Woodturning Turns Into Art for Tim Aley

Photo | Marylou Bono Kentlands woodturner Tim Aley holds his “Asymmetrical Natural Edge Vase,” on display now at Artists on Market, 201 Market St. West.

Photo | Marylou Bono
Kentlands woodturner Tim Aley holds his “Asymmetrical Natural Edge Vase,” on display now at Artists on Market, 201 Market St. West.

For Kentlands woodturner Tim Aley, it was “time to see if I can get out and sell some of this stuff!” A friend showed him the Gaithersburg Artist Collective membership application.

In their second round, he was juried into the group of local artists who show their work at Artists on Market in Kentlands Market Square. He professed to being new at putting himself and his work out in public even though he has “been around trees for quite a while and taken a lot of woodworking classes.” Readers may know him as a media center assistant at Rachel Carson Elementary where he also provides computer tech support to staff.
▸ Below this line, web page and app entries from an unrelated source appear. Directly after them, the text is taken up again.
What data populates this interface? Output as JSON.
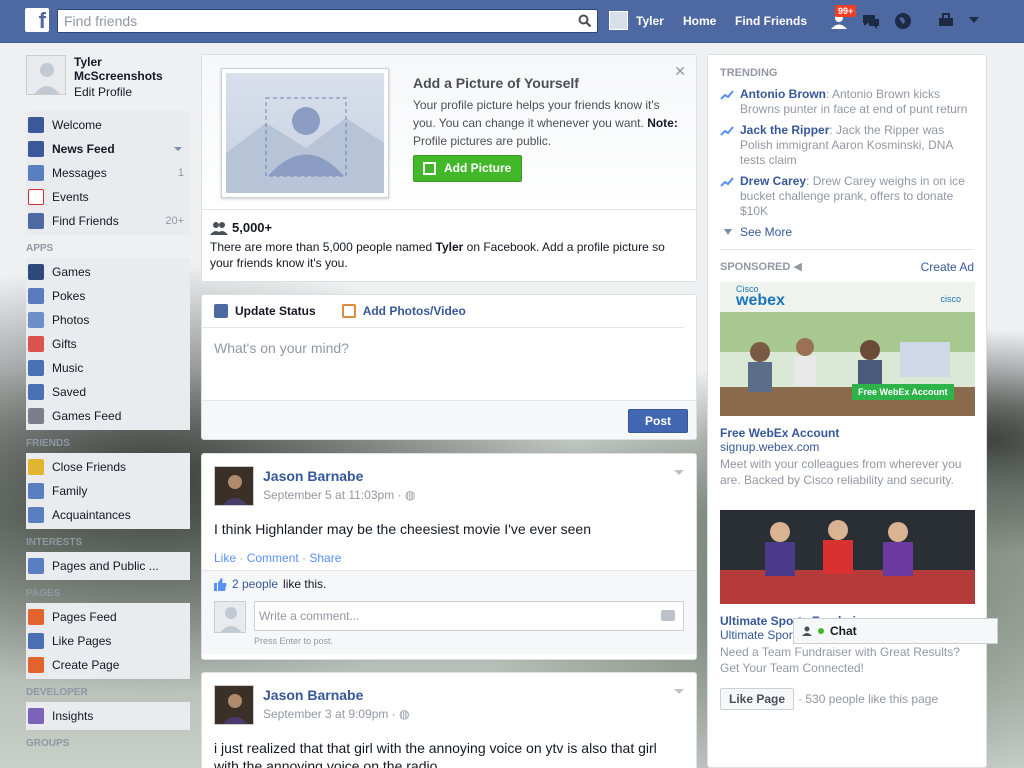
{
  "topbar": {
    "search_placeholder": "Find friends",
    "user_name": "Tyler",
    "home": "Home",
    "find_friends": "Find Friends",
    "notif_badge": "99+"
  },
  "sidebar": {
    "profile_name": "Tyler McScreenshots",
    "edit_profile": "Edit Profile",
    "main_items": [
      {
        "label": "Welcome",
        "count": "",
        "icon": "facebook-icon",
        "color": "#3b5998"
      },
      {
        "label": "News Feed",
        "count": "",
        "icon": "news-feed-icon",
        "color": "#3b5998"
      },
      {
        "label": "Messages",
        "count": "1",
        "icon": "messages-icon",
        "color": "#5a7fc0"
      },
      {
        "label": "Events",
        "count": "",
        "icon": "calendar-icon",
        "color": "#c93030"
      },
      {
        "label": "Find Friends",
        "count": "20+",
        "icon": "friends-icon",
        "color": "#4e69a2"
      }
    ],
    "apps_head": "APPS",
    "apps": [
      {
        "label": "Games",
        "icon": "games-icon",
        "color": "#2d4a7a"
      },
      {
        "label": "Pokes",
        "icon": "pokes-icon",
        "color": "#5b7bc0"
      },
      {
        "label": "Photos",
        "icon": "photos-icon",
        "color": "#6c8ec9"
      },
      {
        "label": "Gifts",
        "icon": "gift-icon",
        "color": "#d9534f"
      },
      {
        "label": "Music",
        "icon": "music-icon",
        "color": "#4a6fb3"
      },
      {
        "label": "Saved",
        "icon": "bookmark-icon",
        "color": "#4a6fb3"
      },
      {
        "label": "Games Feed",
        "icon": "gamepad-icon",
        "color": "#7a7f8a"
      }
    ],
    "friends_head": "FRIENDS",
    "friends": [
      {
        "label": "Close Friends",
        "icon": "star-icon",
        "color": "#e2b530"
      },
      {
        "label": "Family",
        "icon": "family-icon",
        "color": "#5a7fc0"
      },
      {
        "label": "Acquaintances",
        "icon": "acquaintances-icon",
        "color": "#5a7fc0"
      }
    ],
    "interests_head": "INTERESTS",
    "interests": [
      {
        "label": "Pages and Public ...",
        "icon": "pages-public-icon",
        "color": "#5a7fc0"
      }
    ],
    "pages_head": "PAGES",
    "pages": [
      {
        "label": "Pages Feed",
        "icon": "pages-feed-icon",
        "color": "#e0642c"
      },
      {
        "label": "Like Pages",
        "icon": "like-pages-icon",
        "color": "#4a6fb3"
      },
      {
        "label": "Create Page",
        "icon": "plus-icon",
        "color": "#e0642c"
      }
    ],
    "developer_head": "DEVELOPER",
    "developer": [
      {
        "label": "Insights",
        "icon": "insights-icon",
        "color": "#7a63b8"
      }
    ],
    "groups_head": "GROUPS"
  },
  "profile_card": {
    "title": "Add a Picture of Yourself",
    "desc": "Your profile picture helps your friends know it's you. You can change it whenever you want.",
    "note_label": "Note:",
    "note_text": "Profile pictures are public.",
    "button": "Add Picture",
    "count": "5,000+",
    "bottom_pre": "There are more than 5,000 people named",
    "bottom_name": "Tyler",
    "bottom_post": "on Facebook. Add a profile picture so your friends know it's you."
  },
  "composer": {
    "tab_status": "Update Status",
    "tab_photos": "Add Photos/Video",
    "placeholder": "What's on your mind?",
    "post": "Post"
  },
  "posts": [
    {
      "author": "Jason Barnabe",
      "date": "September 5 at 11:03pm ·",
      "body": "I think Highlander may be the cheesiest movie I've ever seen",
      "like": "Like",
      "comment": "Comment",
      "share": "Share",
      "likes_link": "2 people",
      "likes_text": "like this.",
      "comment_placeholder": "Write a comment...",
      "comment_hint": "Press Enter to post."
    },
    {
      "author": "Jason Barnabe",
      "date": "September 3 at 9:09pm ·",
      "body": "i just realized that that girl with the annoying voice on ytv is also that girl with the annoying voice on the radio"
    }
  ],
  "trending": {
    "head": "TRENDING",
    "items": [
      {
        "name": "Antonio Brown",
        "text": ": Antonio Brown kicks Browns punter in face at end of punt return"
      },
      {
        "name": "Jack the Ripper",
        "text": ": Jack the Ripper was Polish immigrant Aaron Kosminski, DNA tests claim"
      },
      {
        "name": "Drew Carey",
        "text": ": Drew Carey weighs in on ice bucket challenge prank, offers to donate $10K"
      }
    ],
    "see_more": "See More"
  },
  "sponsored": {
    "head": "SPONSORED",
    "create_ad": "Create Ad",
    "ad1": {
      "brand_small": "Cisco",
      "brand": "webex",
      "cisco": "cisco",
      "cta": "Free WebEx Account",
      "title": "Free WebEx Account",
      "url": "signup.webex.com",
      "desc": "Meet with your colleagues from wherever you are. Backed by Cisco reliability and security."
    },
    "ad2": {
      "title": "Ultimate Sports Fundraiser",
      "sub": "Ultimate Sports",
      "desc": "Need a Team Fundraiser with Great Results? Get Your Team Connected!",
      "like_btn": "Like Page",
      "like_count": "· 530 people like this page"
    }
  },
  "chat": {
    "label": "Chat"
  }
}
Always “crafty” and hands-on with repairs around the house and making things work, Aley’s career was in computer  programming before he became a stay-at-home dad. Once his children were off to school, he began experimenting with  woodturning in his father-in-law’s basement studio in Montgomery Village. For eight years, he focused on creations for family and friends and taking classes with David Ellsworth, the “father of new woodturning,” and others.

Woodturning or working has been around for centuries, has a compelling history and enjoys a strong hobbyist presence. Aley works in his home basement studio with a digital lathe. A chunk of wood is attached to the lathe and, as it turns, sharp tools cut, carve and shape the wood. He crafts primarily bowls and vases, but also some whimsical small birdhouses and bottle stoppers seen in the gallery. He favors primarily local hardwoods. “If a tree is coming down in a yard, I try to get the wood and make the owner a bowl,” he said. “Most woodturners favor what is free. I do like cherry and maple burl … anything with a lot of
figure in it is wonderful.”

A founding member of the Montgomery County Woodturners, Aley has served on the Board in various capacities and is active  in similar groups such as the Mid-Maryland Woodturners in Frederick, Chesapeake Woodturners in Annapolis and Capital Area Woodturners based in Alexandria. He frequently exhibits with the Creative Craft Council, an umbrella organization of fine craft guilds in the D.C. metro area.

“Woodturning is addictive,” Aley acknowledged. “When people start turning, they tend to get into it. It’s very peaceful … to see a piece of log and figure out what’s inside it, … use wood to the best of its abilities—so much fun!”

One of Aley’s striking pieces in the gallery is a V-shaped cinnamon brown vessel with natural edges and a stunning pattern of maple burl aptly named “Asymmetrical Natural Edge Vase.” “Someone called me and told me they had a burl,” Aley recalled. “I went to see it and it was 3 feet in diameter. I filled up several truckloads with the pieces.” A burl is a bump on the side of a tree that produces a pattern other than the usual growth rings. It proliferates in unique patterns, for instance where a limb has been cut off or some other stress has occurred to the tree. One never is sure how it occurs and develops its natural pattern.

“Anytime I can find burl, that’s what I’d like,” Aley revealed.

Another beauty is a large salad bowl gracing the gallery’s window and crafted with spalting wood, which occurs by fungi decay that causes coloration and black lines in the wood. Spalting wood is particularly sought by woodworkers due to its uncommon variations.

Recently Aley has been “trying to do a little with color. One of the complaints in shows is that everything is brown and round! I’m trying to get out of that.” Evidence of this is his lovely green-hued “Emerald Ash Vase,” made from tree branches of an ash tree that were infected with the emerald ash borer pest. He is also attempting various patterns to get away from round shapes and turning some multi-axis pieces.

Visit Artists on Market, operated by the Gaithersburg Artist Collective at 201 Market St. West. Hours vary, so call 240.686.5402 prior to visiting or check their Facebook page for details. Contact Tim Aley through the gallery or via email at teaturning@gmail.com. Stay tuned for the upcoming Creative Craft Council exhibit at Strathmore beginning April 8, 2019.